Although we recognize the concern of the First Circuit, we feel that federal labor policy is best advanced by the application of a single statute of limitations for the claims presented in a § 301 suit. The Union's breach of its duty of fair representation may sound in tort. But when the Union's conduct is challenged within the context of a § 301 suit to redress the employer's violation of the collective bargaining agreement, the Union's failure "participates" in the contract violation. Admittedly, the employee has two distinct claims which he might pursue in separate actions, but analytically his grievance is a single injurybreach of the collective bargaining agreementwhich is exacerbated by the Union's mishandling. Because of the interdependence of the employer's contract violation and the Union's fiduciary violation in the § 301 action, we feel a single statute of limitations is appropriate.
Moreover, because the employer's liability depends upon the Union's conduct, it seems inherently unfair to allow the Union to raise the limitations defense while denying it to the employer. The liability of both defendant parties is so closely interrelated that it makes sense to permit the court to fashion a remedy with respect to both defendants, apportioning the plaintiff's damages according to each defendant's respective fault. Butler, 514 F.2d at 448, discussing *48 Vaca v. Sipes, 386 U.S. 171, 187, 87 S. Ct. 903, 17 L. Ed. 2d 842 (1967).
Accordingly, we hold that when an employee pursues a claim that the Union breached its duty of fair representation in a § 301 action against the employer for breach of the collective bargaining agreement, the statute of limitations for contract will be applied to both claims. Butler v. Teamsters Local 823, 514 F.2d 442 (8th Cir.), cert. denied, 423 U.S. 924, 96 S. Ct. 265, 46 L. Ed. 2d 249 (1975); Abrams v. Carrier Corp., 434 F.2d 1234 (2d Cir. 1970).

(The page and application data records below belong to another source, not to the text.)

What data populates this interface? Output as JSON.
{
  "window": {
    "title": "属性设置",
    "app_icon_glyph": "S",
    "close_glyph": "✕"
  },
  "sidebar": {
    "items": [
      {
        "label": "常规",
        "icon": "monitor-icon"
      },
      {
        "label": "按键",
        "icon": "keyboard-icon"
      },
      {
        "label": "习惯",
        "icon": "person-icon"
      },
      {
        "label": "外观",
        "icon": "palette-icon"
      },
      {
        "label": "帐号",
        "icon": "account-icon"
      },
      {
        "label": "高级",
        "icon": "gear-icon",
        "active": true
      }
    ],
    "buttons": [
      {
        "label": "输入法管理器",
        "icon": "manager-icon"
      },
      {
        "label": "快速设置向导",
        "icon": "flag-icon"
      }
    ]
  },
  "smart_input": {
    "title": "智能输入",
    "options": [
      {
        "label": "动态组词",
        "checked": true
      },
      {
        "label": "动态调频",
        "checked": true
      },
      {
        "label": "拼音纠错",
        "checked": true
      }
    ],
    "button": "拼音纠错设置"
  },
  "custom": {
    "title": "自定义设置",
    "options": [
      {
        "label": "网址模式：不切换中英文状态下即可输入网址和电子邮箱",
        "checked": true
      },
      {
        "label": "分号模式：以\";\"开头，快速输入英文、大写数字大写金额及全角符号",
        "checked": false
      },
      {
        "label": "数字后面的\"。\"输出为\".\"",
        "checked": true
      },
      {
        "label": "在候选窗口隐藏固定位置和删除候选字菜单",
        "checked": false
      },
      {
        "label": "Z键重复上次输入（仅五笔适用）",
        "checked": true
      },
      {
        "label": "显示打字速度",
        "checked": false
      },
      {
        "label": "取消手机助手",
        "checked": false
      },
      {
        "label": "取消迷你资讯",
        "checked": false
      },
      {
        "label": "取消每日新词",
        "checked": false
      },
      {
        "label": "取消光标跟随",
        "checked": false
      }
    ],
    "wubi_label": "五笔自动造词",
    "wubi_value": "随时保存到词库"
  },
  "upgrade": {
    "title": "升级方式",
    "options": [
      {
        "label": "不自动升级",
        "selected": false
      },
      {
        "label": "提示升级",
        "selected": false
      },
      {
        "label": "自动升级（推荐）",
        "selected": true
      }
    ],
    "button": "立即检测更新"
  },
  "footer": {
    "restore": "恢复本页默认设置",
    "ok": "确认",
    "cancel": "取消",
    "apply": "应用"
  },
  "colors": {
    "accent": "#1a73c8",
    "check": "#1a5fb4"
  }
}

We emphasize, as did the Second Circuit in Abrams, 434 F.2d at 1234 n.15, that our decision to apply the limitation period for contracts to the facts presented here is not intended to suggest that the same conclusion would be reached if the employee were to press his claim against the Union outside the context of a § 301 action. We intimate no opinion on that question.
Illinois has two limitation periods for contract actions. Ill.Rev.Stat. ch. 83, §§ 16, 17. Section 16 governs actions upon unwritten contracts, and requires the commencement of suit within five years of the accrual of the claim; Section 17 governs actions upon written promises and requires the commencement of suit within 10 years. We need not decide which statute of limitations governs the facts here, since plaintiff's claim is too recent to be barred by either limitation. Accordingly, the motion of the defendant Union to dismiss the claim against it as barred by the statute of limitations is denied and the cause is held for trial.